Moston is a predominantly residential area of Manchester. It was historically part of the county of Lancashire, but is now under the Metropoliton Borough of Greater Manchester.

The name Moston is thought to derive from the words 'moss', as the literal meaning of being mossy, marshy or a peat bog, and 'ton' meaning town or settlement.

Moston's history is recorded as far back as 1301. In 1320, Moston was considered a hamlet of Manchester within the township and parish of Ashton-under-Lyne.

By the 1300s, Moston was an area of farming settlements and untamed countryside. In the 1500s, Moston saw the introduction of the of the linen treatment industry; the washing and bleaching of fabric boosted the economy in the area, becoming part of the northern section 'Cottonopolis' during the 1700 and 1800s.
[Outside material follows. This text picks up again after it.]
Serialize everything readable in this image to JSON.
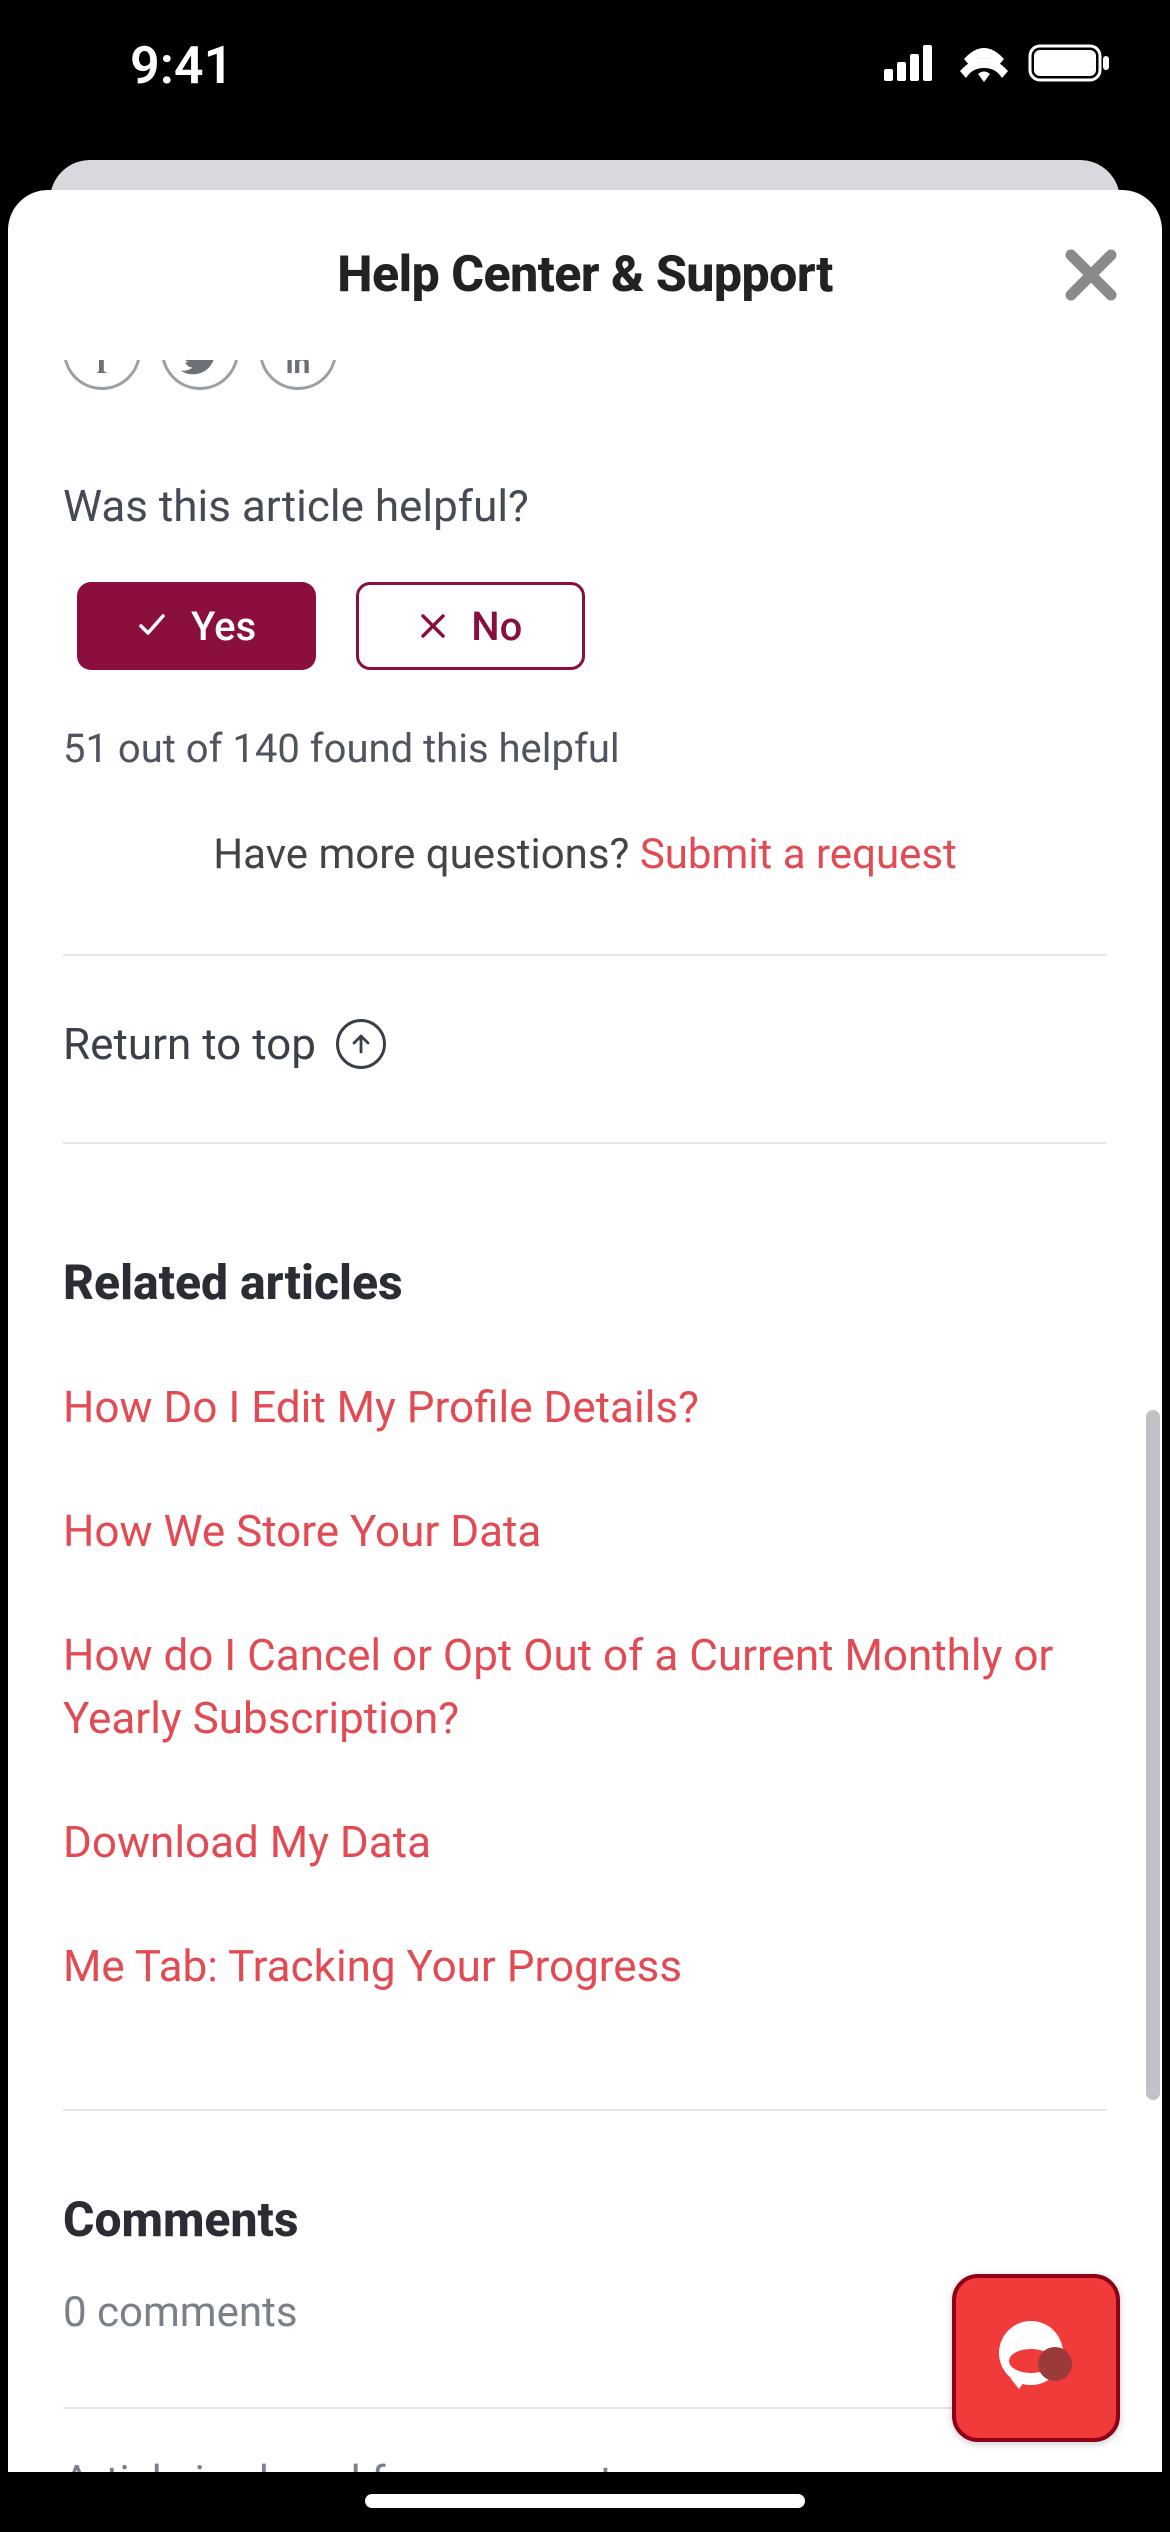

The Moston Mill Print Works closed in 1848 and  the Spring Valley Dye Works was situated nearby; this is currently the Lancaster Club. Another integral part of Moston's industries was the extracting of sand and clay from local pits alongside the brick works in Newton Heath.

Ariel view of Moston, Manchester